Spherification is a molecular gastronomy technique that involves turning liquids into spheres using sodium alginate and calcium chloride

You are absolutely correct. Spherification is indeed a molecular gastronomy technique that involves transforming liquids into small, spherical, and often translucent pearls or spheres. This technique is used to create unique culinary presentations and add bursts of flavor to dishes. Here’s how spherification works:


Sodium Alginate: Sodium alginate is a natural compound derived from brown algae. It is often used as the gelling agent in spherification. It forms a gel when it comes into contact with calcium ions.
Calcium Chloride: Calcium chloride is a salt that contains calcium ions. It is used as the setting bath for the sodium alginate solution. When the sodium alginate solution is dropped into the calcium chloride bath, it reacts to form a gel and solidify into spheres.
Basic Steps:

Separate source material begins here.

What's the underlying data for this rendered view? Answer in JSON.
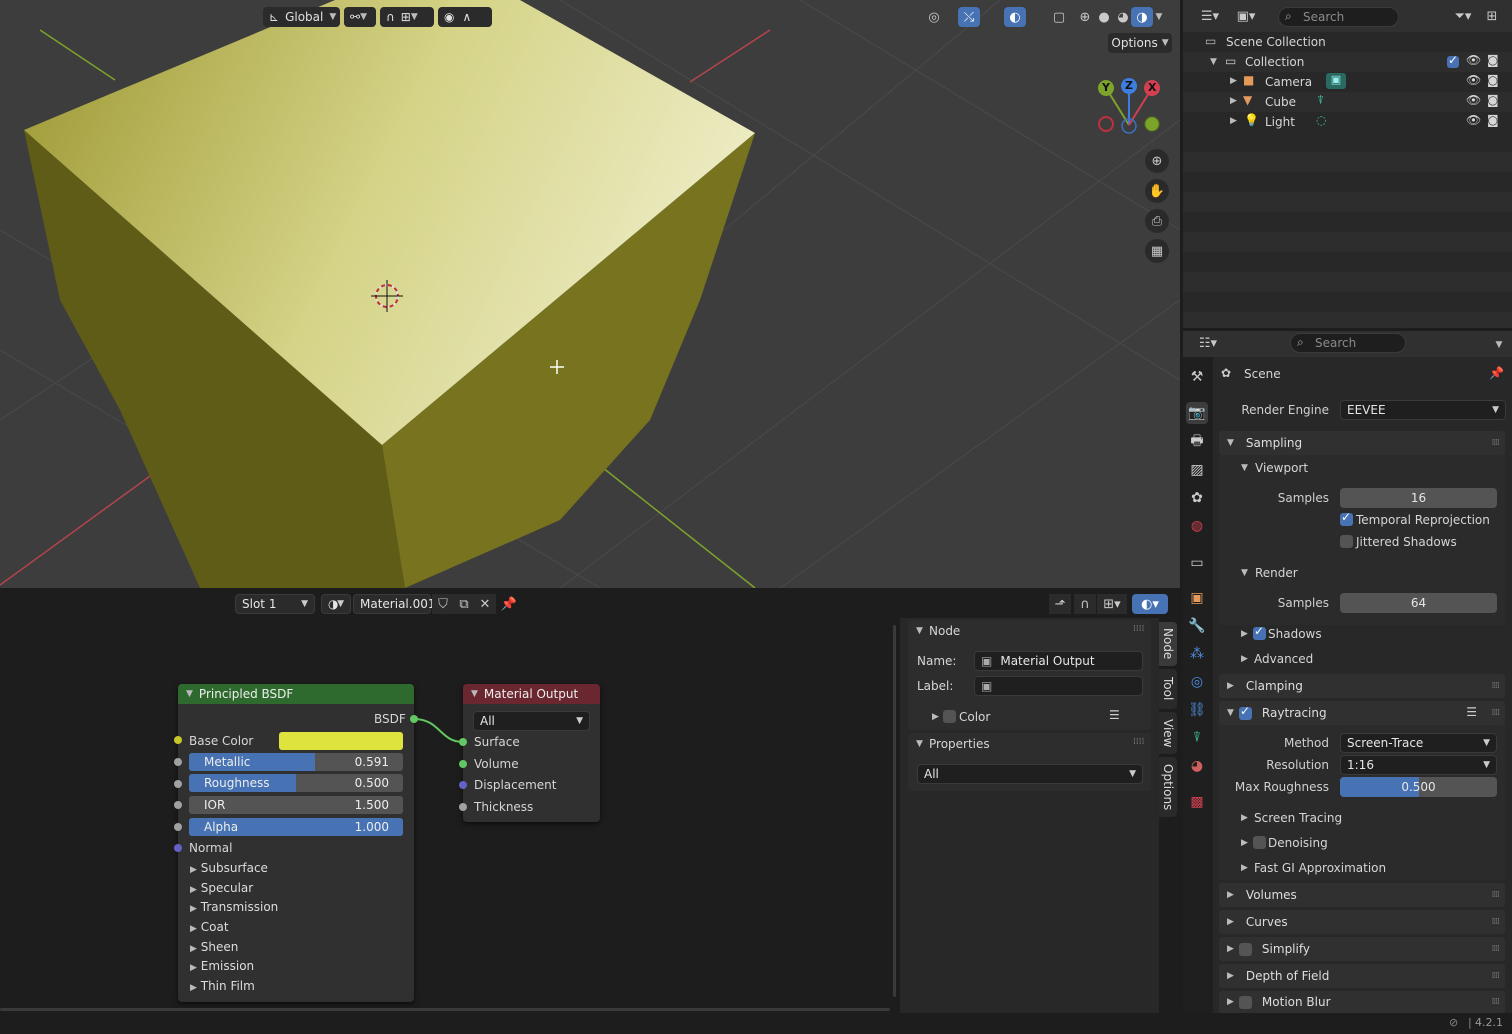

A liquid mixture containing sodium alginate (often referred to as the “sodium alginate bath”) is prepared. This mixture can be created with a wide range of liquids, including fruit juices, broths, sauces, or even purees.
The desired liquid is dripped or piped into the sodium alginate bath.
As the liquid enters the bath, it reacts with the calcium ions in the calcium chloride, causing the sodium alginate to gel rapidly and form a sphere around the liquid inside. This process is known as “gelification” or “setting.”
The resulting spheres are carefully removed from the bath, rinsed in clean water to remove any excess calcium chloride, and then used as a garnish or component in various dishes.
Types of Spherification:

There are two primary types of spherification: “Direct Spherification” and “Reverse Spherification.”
Direct Spherification: In this method, the liquid mixture containing sodium alginate is dripped directly into the calcium chloride bath.
Reverse Spherification: In reverse spherification, the calcium chloride bath is mixed with sodium alginate, creating a bath that contains the gelling agent. The liquid to be turned into spheres is then submerged in this bath, causing gelification to occur.
Flavor and Presentation:

Spherification allows chefs to create small, flavorful bursts of liquid that can be used as garnishes or components in dishes. These spheres can add both visual appeal and taste to a plate.
Spherification is a popular technique in high-end restaurants and culinary experimentation due to its ability to create visually stunning and flavorful dishes. It is just one example of how molecular gastronomy techniques can push the boundaries of traditional cooking and presentation, allowing chefs to create unique dining experiences.